This reminds me of something I once read in an interview with Deborah Eisenberg. Deborah Eisenberg said that she spends “most of my time trying to tear away banalities.” It really struck me, because if a writer like Eisenberg spends so much time pulling away banalities, then we all must need to do that. Indeed, writing banalities like the above quotation is part of the writing process, they are in all writers’ manuscripts. They’re just the things that come out as your work your way toward good writing. And we must pull them out relentlessly. I think that a blind eye to her own banalities is an issue with Nelson’s writing. I feel like I could lodge this critique of all of the work of hers I’ve read. And I wish she had been more careful here; these sorts of things dilute her style, which tends to be very refined and very smart when it is not dropping things like the above.

I think I’ve said enough about this book. And I think, as promised, a profoundly mixed take. Having written out my feelings on this book, I think I’ve just convinced myself to read Nelson’s next book; I’ll probably find a lot in there that I like. But I gather that certain aspects of Nelson’s style will just grate on me, and this is part of who she is as a writer.

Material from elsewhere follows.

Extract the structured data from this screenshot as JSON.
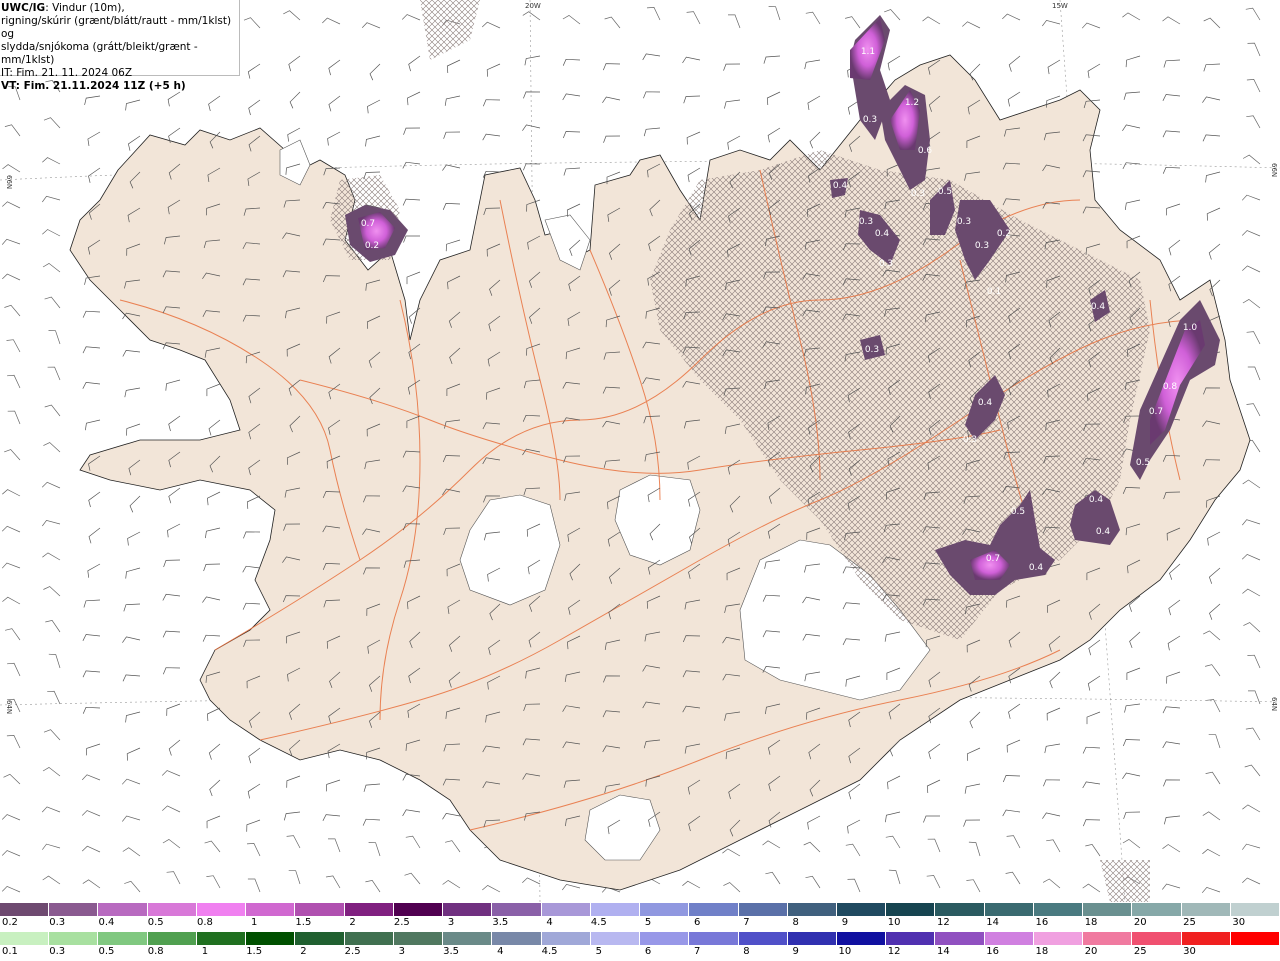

THE SURRENDER

The Surrender is Scott Esposito’s “collection of facts” concerning his lifelong desire to be a woman.


LADY CHATTERLEY'S BROTHER

Two long essays of 10,000 words each on sex in—and out of—literature . . .

The first essay dives in to Nicholson Baker’s “sex trilogy,” explaining just what Baker is up to here and why these books ultimately fail to be as sexy as Baker might wish.

From there the book moves on to the second essay, which explains just why Spaniard Javier Marías does right what Baker does wrong . . .


THE LATIN AMERICAN MIXTAPE

5 essays. 2 interviews.

All in all, over 25,000 words of Latin American literary goodness.

3 never-before-published essays, including “The Digression”—a 4,000-word piece on the most important digression in César Aira’s career.

Shop though these links = Support this site

Copyright © 2017. Powered by WordPress & Romangie Theme.